ABOUT THIS EXERCISE ▸
Return, from the lines below, each one that includes the word "time".

[Start of section]

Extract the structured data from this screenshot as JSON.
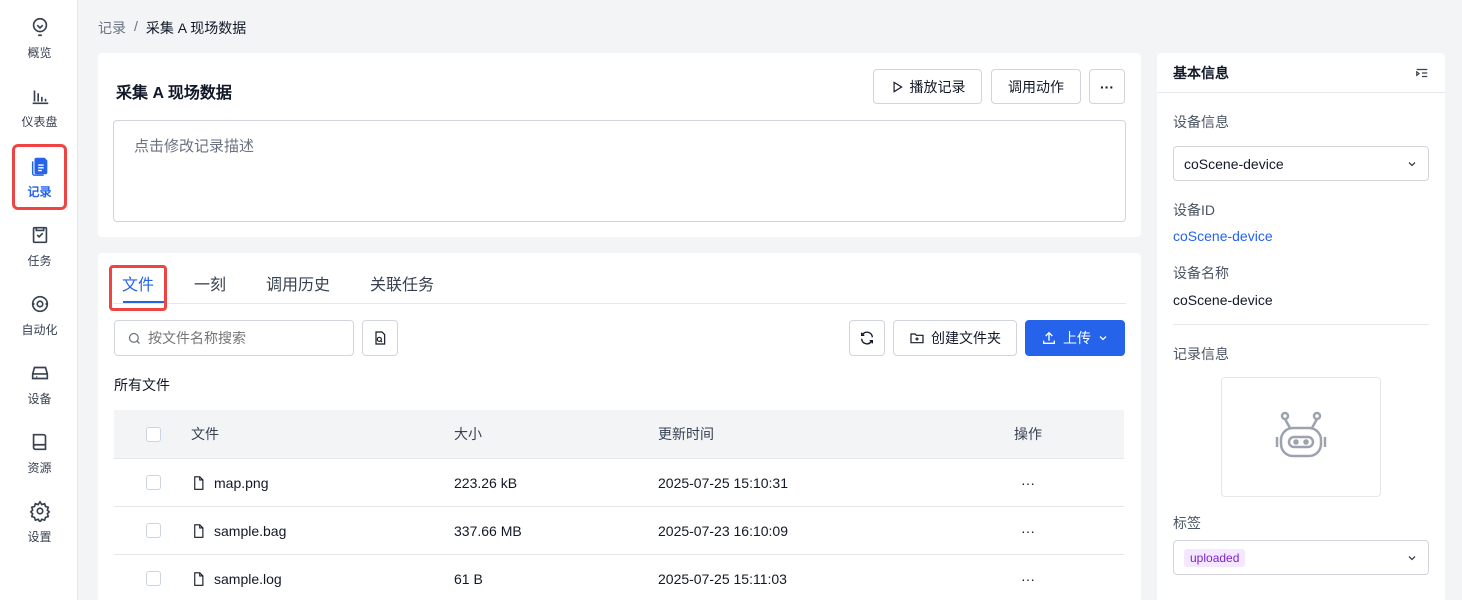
{
  "nav": [
    {
      "label": "概览",
      "icon": "lightbulb-icon"
    },
    {
      "label": "仪表盘",
      "icon": "bar-chart-icon"
    },
    {
      "label": "记录",
      "icon": "records-icon"
    },
    {
      "label": "任务",
      "icon": "task-icon"
    },
    {
      "label": "自动化",
      "icon": "automation-icon"
    },
    {
      "label": "设备",
      "icon": "device-icon"
    },
    {
      "label": "资源",
      "icon": "book-icon"
    },
    {
      "label": "设置",
      "icon": "gear-icon"
    }
  ],
  "breadcrumb": {
    "parent": "记录",
    "sep": "/",
    "current": "采集 A 现场数据"
  },
  "record": {
    "title": "采集 A 现场数据",
    "play_label": "播放记录",
    "invoke_label": "调用动作",
    "more_label": "···",
    "description_placeholder": "点击修改记录描述"
  },
  "tabs": [
    "文件",
    "一刻",
    "调用历史",
    "关联任务"
  ],
  "files": {
    "search_placeholder": "按文件名称搜索",
    "create_folder_label": "创建文件夹",
    "upload_label": "上传",
    "section_label": "所有文件",
    "columns": {
      "name": "文件",
      "size": "大小",
      "time": "更新时间",
      "op": "操作"
    },
    "rows": [
      {
        "name": "map.png",
        "size": "223.26 kB",
        "time": "2025-07-25 15:10:31",
        "op": "···"
      },
      {
        "name": "sample.bag",
        "size": "337.66 MB",
        "time": "2025-07-23 16:10:09",
        "op": "···"
      },
      {
        "name": "sample.log",
        "size": "61 B",
        "time": "2025-07-25 15:11:03",
        "op": "···"
      }
    ]
  },
  "side": {
    "title": "基本信息",
    "device_info_label": "设备信息",
    "device_select": "coScene-device",
    "device_id_label": "设备ID",
    "device_id": "coScene-device",
    "device_name_label": "设备名称",
    "device_name": "coScene-device",
    "record_info_label": "记录信息",
    "tags_label": "标签",
    "tag": "uploaded"
  },
  "colors": {
    "accent": "#2563eb",
    "highlight": "#ef4444",
    "tag_bg": "#f3e8ff",
    "tag_fg": "#7e22ce"
  }
}
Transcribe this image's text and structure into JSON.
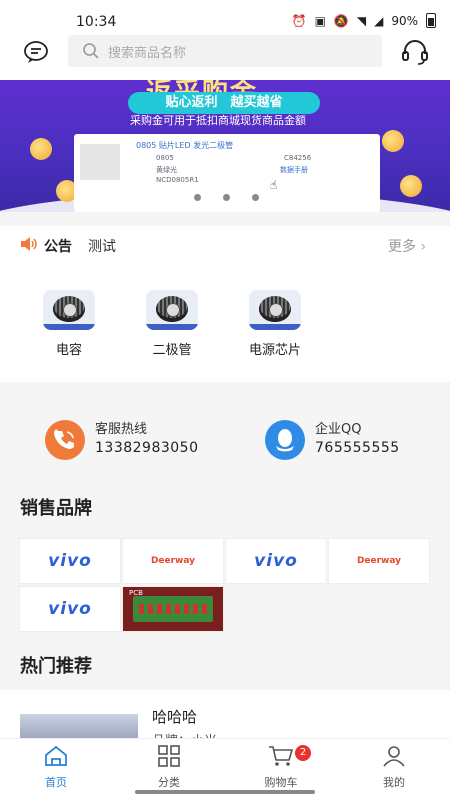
{
  "status_bar": {
    "time": "10:34",
    "battery": "90%"
  },
  "header": {
    "search_placeholder": "搜索商品名称"
  },
  "banner": {
    "title": "返采购金",
    "slogan": "贴心返利　越买越省",
    "subtitle": "采购金可用于抵扣商城现货商品金额",
    "card_lines": [
      "0805 贴片LED  发光二极管",
      "0805",
      "黄绿光",
      "NCD0805R1",
      "C84256",
      "数据手册"
    ],
    "slides": 3
  },
  "notice": {
    "label": "公告",
    "text": "测试",
    "more": "更多"
  },
  "categories": [
    {
      "name": "电容"
    },
    {
      "name": "二极管"
    },
    {
      "name": "电源芯片"
    }
  ],
  "contacts": [
    {
      "title": "客服热线",
      "value": "13382983050",
      "color": "#f07a3a"
    },
    {
      "title": "企业QQ",
      "value": "765555555",
      "color": "#2f8be6"
    }
  ],
  "brands": {
    "title": "销售品牌",
    "items": [
      {
        "name": "vivo"
      },
      {
        "name": "Deerway"
      },
      {
        "name": "vivo"
      },
      {
        "name": "Deerway"
      },
      {
        "name": "vivo"
      },
      {
        "name": "PCB"
      }
    ]
  },
  "recommend": {
    "title": "热门推荐",
    "item": {
      "name": "哈哈哈",
      "brand": "品牌：小米"
    }
  },
  "tabbar": {
    "items": [
      {
        "label": "首页",
        "active": true
      },
      {
        "label": "分类",
        "active": false
      },
      {
        "label": "购物车",
        "active": false,
        "badge": "2"
      },
      {
        "label": "我的",
        "active": false
      }
    ]
  },
  "colors": {
    "accent": "#2a83d8",
    "badge": "#e8332c",
    "banner": "#4b2fbf",
    "notice_icon": "#f07a3a"
  }
}
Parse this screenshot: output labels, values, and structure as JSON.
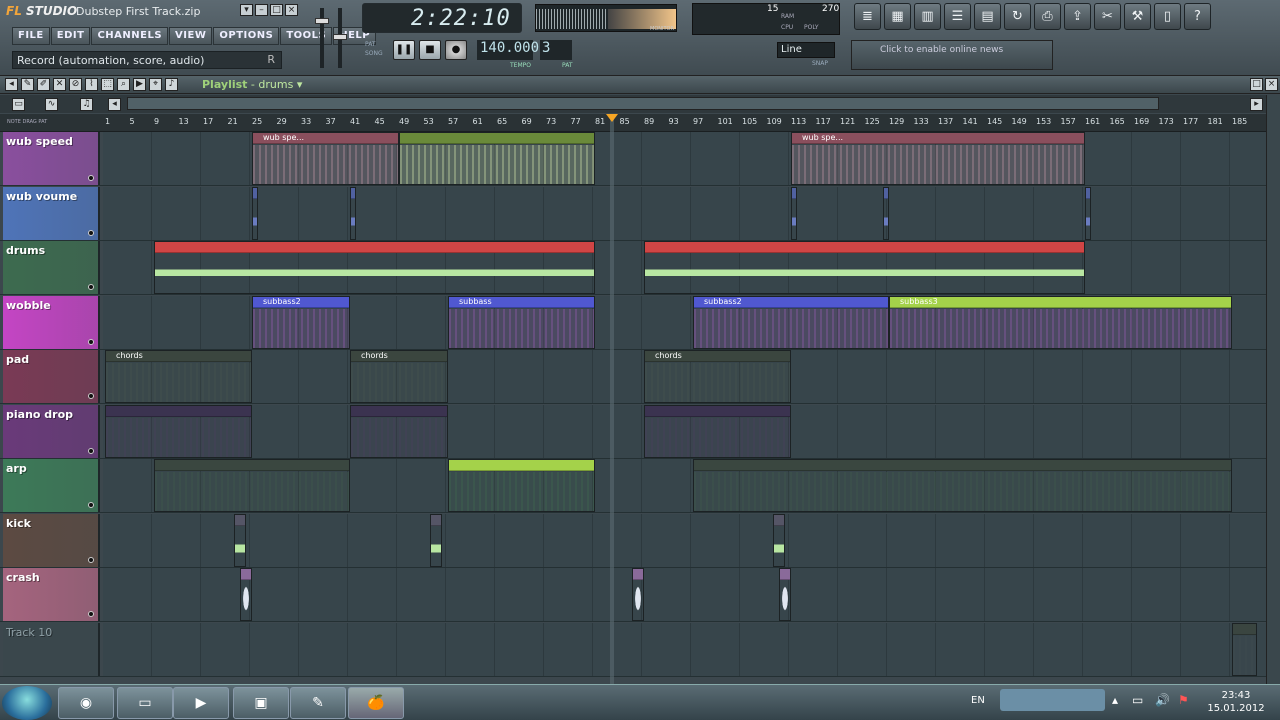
{
  "app": {
    "logo_main": "FL STUDIO",
    "logo_fl": "FL",
    "project": "Dubstep First Track.zip"
  },
  "menu": [
    "FILE",
    "EDIT",
    "CHANNELS",
    "VIEW",
    "OPTIONS",
    "TOOLS",
    "HELP"
  ],
  "hint": {
    "text": "Record (automation, score, audio)",
    "shortcut": "R"
  },
  "transport": {
    "time": "2:22:10",
    "tempo": "140.000",
    "tempo_label": "TEMPO",
    "pattern": "3",
    "pattern_label": "PAT",
    "pat_label": "PAT",
    "song_label": "SONG"
  },
  "monitor": {
    "label": "MONITOR"
  },
  "cpu": {
    "value": "15",
    "poly": "270",
    "ram_label": "RAM",
    "cpu_label": "CPU",
    "poly_label": "POLY"
  },
  "snap": {
    "value": "Line",
    "label": "SNAP"
  },
  "news": {
    "text": "Click to enable online news"
  },
  "playlist": {
    "title": "Playlist",
    "name": "drums",
    "ruler_labels": [
      "NOTE",
      "DRAG",
      "PAT"
    ]
  },
  "ruler": [
    1,
    5,
    9,
    13,
    17,
    21,
    25,
    29,
    33,
    37,
    41,
    45,
    49,
    53,
    57,
    61,
    65,
    69,
    73,
    77,
    81,
    85,
    89,
    93,
    97,
    101,
    105,
    109,
    113,
    117,
    121,
    125,
    129,
    133,
    137,
    141,
    145,
    149,
    153,
    157,
    161,
    165,
    169,
    173,
    177,
    181,
    185
  ],
  "tracks": [
    {
      "name": "wub speed",
      "color": "#8a4f9e"
    },
    {
      "name": "wub voume",
      "color": "#4f74b8"
    },
    {
      "name": "drums",
      "color": "#3d6b4f"
    },
    {
      "name": "wobble",
      "color": "#c445c4"
    },
    {
      "name": "pad",
      "color": "#7a3a55"
    },
    {
      "name": "piano drop",
      "color": "#6a3a7a"
    },
    {
      "name": "arp",
      "color": "#3d7a58"
    },
    {
      "name": "kick",
      "color": "#5c4a42"
    },
    {
      "name": "crash",
      "color": "#a5647e"
    },
    {
      "name": "Track 10",
      "color": "#3a474c"
    }
  ],
  "clips": {
    "wub": "wub spe...",
    "subbass": "subbass",
    "subbass2": "subbass2",
    "subbass3": "subbass3",
    "chords": "chords"
  },
  "taskbar": {
    "lang": "EN",
    "time": "23:43",
    "date": "15.01.2012"
  }
}
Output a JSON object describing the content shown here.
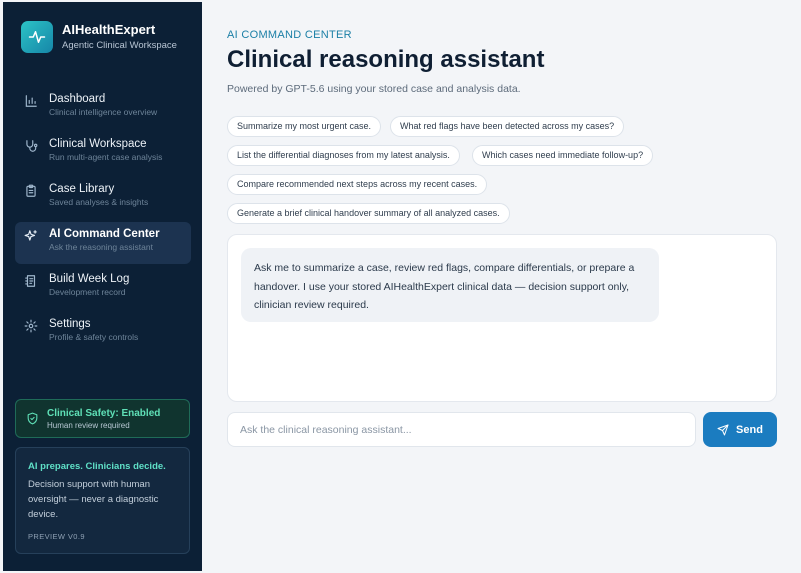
{
  "brand": {
    "title": "AIHealthExpert",
    "subtitle": "Agentic Clinical Workspace",
    "icon": "pulse-icon"
  },
  "nav": [
    {
      "label": "Dashboard",
      "sub": "Clinical intelligence overview",
      "icon": "bar-chart-icon",
      "active": false
    },
    {
      "label": "Clinical Workspace",
      "sub": "Run multi-agent case analysis",
      "icon": "stethoscope-icon",
      "active": false
    },
    {
      "label": "Case Library",
      "sub": "Saved analyses & insights",
      "icon": "clipboard-icon",
      "active": false
    },
    {
      "label": "AI Command Center",
      "sub": "Ask the reasoning assistant",
      "icon": "sparkles-icon",
      "active": true
    },
    {
      "label": "Build Week Log",
      "sub": "Development record",
      "icon": "log-icon",
      "active": false
    },
    {
      "label": "Settings",
      "sub": "Profile & safety controls",
      "icon": "gear-icon",
      "active": false
    }
  ],
  "safety": {
    "title": "Clinical Safety: Enabled",
    "sub": "Human review required",
    "icon": "shield-check-icon"
  },
  "note": {
    "title": "AI prepares. Clinicians decide.",
    "body": "Decision support with human oversight — never a diagnostic device.",
    "version": "PREVIEW V0.9"
  },
  "header": {
    "eyebrow": "AI COMMAND CENTER",
    "title": "Clinical reasoning assistant",
    "subtitle": "Powered by GPT-5.6 using your stored case and analysis data."
  },
  "suggestions": [
    "Summarize my most urgent case.",
    "What red flags have been detected across my cases?",
    "List the differential diagnoses from my latest analysis.",
    "Which cases need immediate follow-up?",
    "Compare recommended next steps across my recent cases.",
    "Generate a brief clinical handover summary of all analyzed cases."
  ],
  "chat": {
    "assistant_message": "Ask me to summarize a case, review red flags, compare differentials, or prepare a handover. I use your stored AIHealthExpert clinical data — decision support only, clinician review required."
  },
  "composer": {
    "value": "",
    "placeholder": "Ask the clinical reasoning assistant...",
    "send_label": "Send",
    "send_icon": "paper-plane-icon"
  },
  "colors": {
    "sidebar_bg": "#0c2036",
    "accent": "#1b7cc0",
    "brand_teal": "#2cc3c6",
    "safety_green": "#5fe0b7",
    "eyebrow": "#1b7fa6"
  }
}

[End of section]

EXERCISE RESULT ▸
      "time": "更新时间",
        "time": "2025-07-25 15:10:31",
        "time": "2025-07-23 16:10:09",
        "time": "2025-07-25 15:11:03",
    "time": "10:34",
    "time": "2:22:10",
    "time": "23:43",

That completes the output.